Last night at Woodford the empire struck back. That’s The Cat Empire, who burst from the stage of the Amphitheatre and rocked the several-thousand audience to its very core. A starry balmy night in a valley-like bush clearing in Woodfordia with the grassy hills sloping down to half an acre of writhing, gyrating mosh pit in front of a stage featuring a band that is the epitome of modern Australian music. This is the Woodford Folk Festival in its 33rd year and after 25 years in its current location, it just keeps getting better.
Many people have tried to define the music of The Cat Empire – a mix of rock, rap, jazz, ska, Cuban and just about everything else. Their music is as big as our country itself and as eclectic as the country is multicultural. Their live performances are nothing short of sensational. They have an attitude to live music that acts like a unifying magnet to their audiences. It’s really no coincidence that they have performed at Woodford a number of times since they first appeared in the band’s infancy 15 years ago. That same attitude to live music is what Woodford is all about and with the theme this year of ‘We’re All Connected’, The Cat Empire just had to be there.
Felix Riebl, The Cat Empire’s lead singer, talked on stage about their formative years in Melbourne when the live music scene was vibrant and the inspiration and passion it gave them. I can also remember once upon a time in Sydney in the 80’s when you could follow your favourite bands from pub to pub across the city and suburbs every night of the week. Sadly, when pubs got licensed poker machines, all that stopped. Suburban pubs didn’t need live bands, they were raking in a million dollars a year from the bandits. Woodford is keeping live music alive and keeping it growing.

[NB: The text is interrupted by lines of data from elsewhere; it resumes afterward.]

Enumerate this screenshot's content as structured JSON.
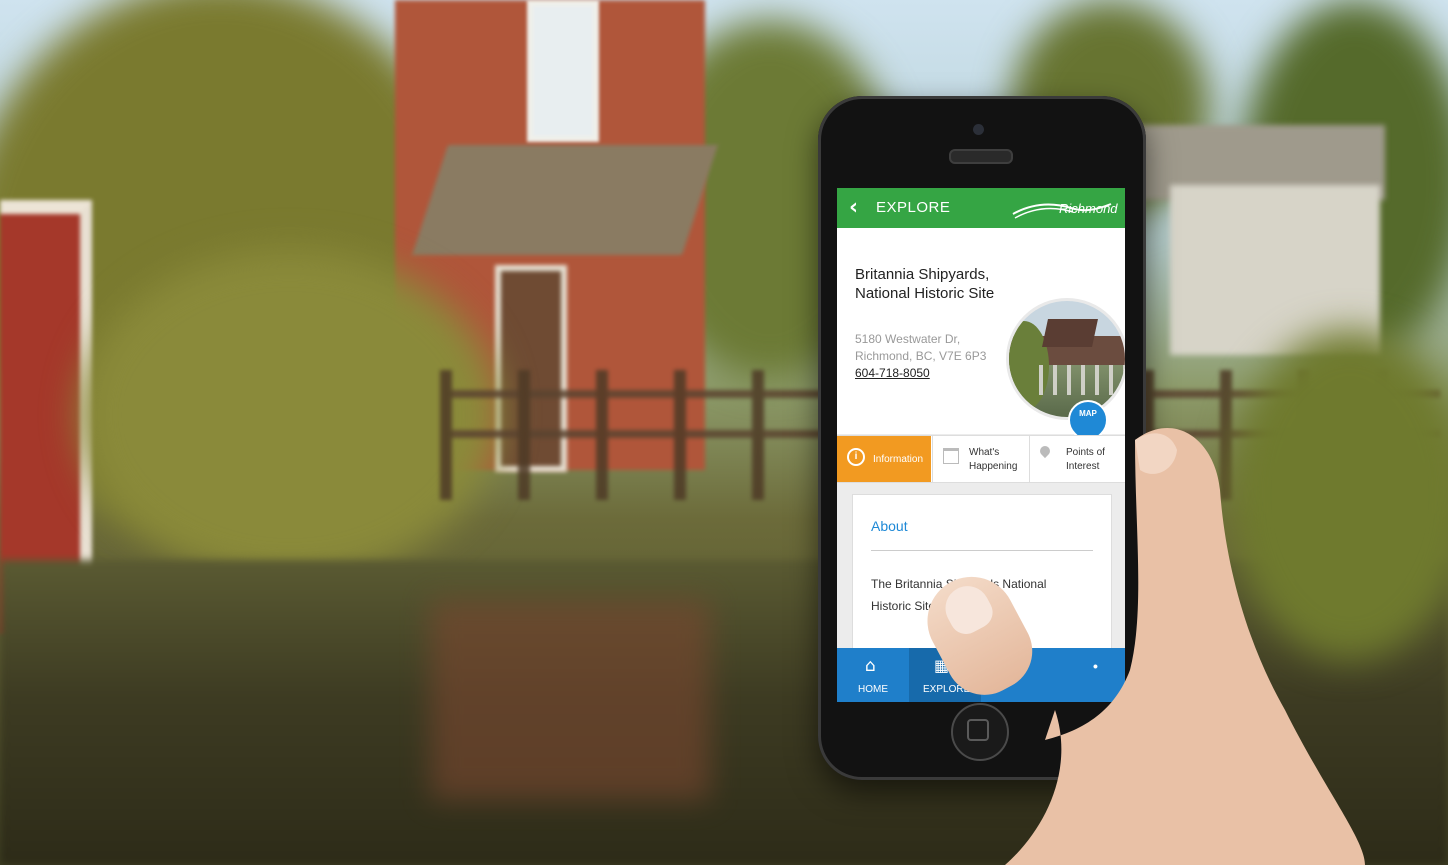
{
  "app": {
    "header": {
      "back_label": "EXPLORE",
      "brand": "Richmond",
      "color": "#35a544"
    },
    "site": {
      "title": "Britannia Shipyards, National Historic Site",
      "address_line1": "5180 Westwater Dr,",
      "address_line2": "Richmond, BC, V7E 6P3",
      "phone": "604-718-8050",
      "map_label": "MAP"
    },
    "tabs": [
      {
        "label": "Information",
        "icon": "info-icon",
        "active": true
      },
      {
        "label": "What's Happening",
        "icon": "calendar-icon",
        "active": false
      },
      {
        "label": "Points of Interest",
        "icon": "map-pin-icon",
        "active": false
      }
    ],
    "about": {
      "title": "About",
      "text": "The Britannia Shipyards National Historic Site represents..."
    },
    "bottom_nav": [
      {
        "label": "HOME",
        "icon": "home-icon"
      },
      {
        "label": "EXPLORE",
        "icon": "map-icon"
      }
    ],
    "accent_colors": {
      "tab_active": "#f29a21",
      "nav": "#1f7fca",
      "link": "#1f89d6"
    }
  }
}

Riebl also talked about bridging generations with their music and Woodford does just that. I’ve never been to a music festival with such a friendly and harmonious atmosphere. There are people of all ages, all types, all backgrounds. In front of every band the dance floor is packed with people from age 3 to age 83. The range of music offers something for every taste and I love discovering new performers that I haven’t heard of before. The streets are full of characters and performers who will engage and enthral. There is also the best food at any music festival I’ve been to, including vegan, vegetarian, Indian, Vietnamese, Brazilian, Italian and more. At Woodford, all the worlds and all the people connect.
At Woodford any aspiring musician can come along and learn from some of the best. There are workshops of every sort, as well as workshops for circus and acrobatics. You can also join a talking circle and connect through ideas and stories. In a world with so much of the politics of greed and the greed of politics, Woodford reminds us of our shared humanity. As The Cat Empire once famously said: ‘Music is the language of us all’.
The Woodford Folk Festival continues until January 1 at Woodfordia, just outside of Woodford, Queensland. For the full program and to buy tickets, visit www.woodfordfolkfestival.com
Food Wine Travel is attending as guests of the festival.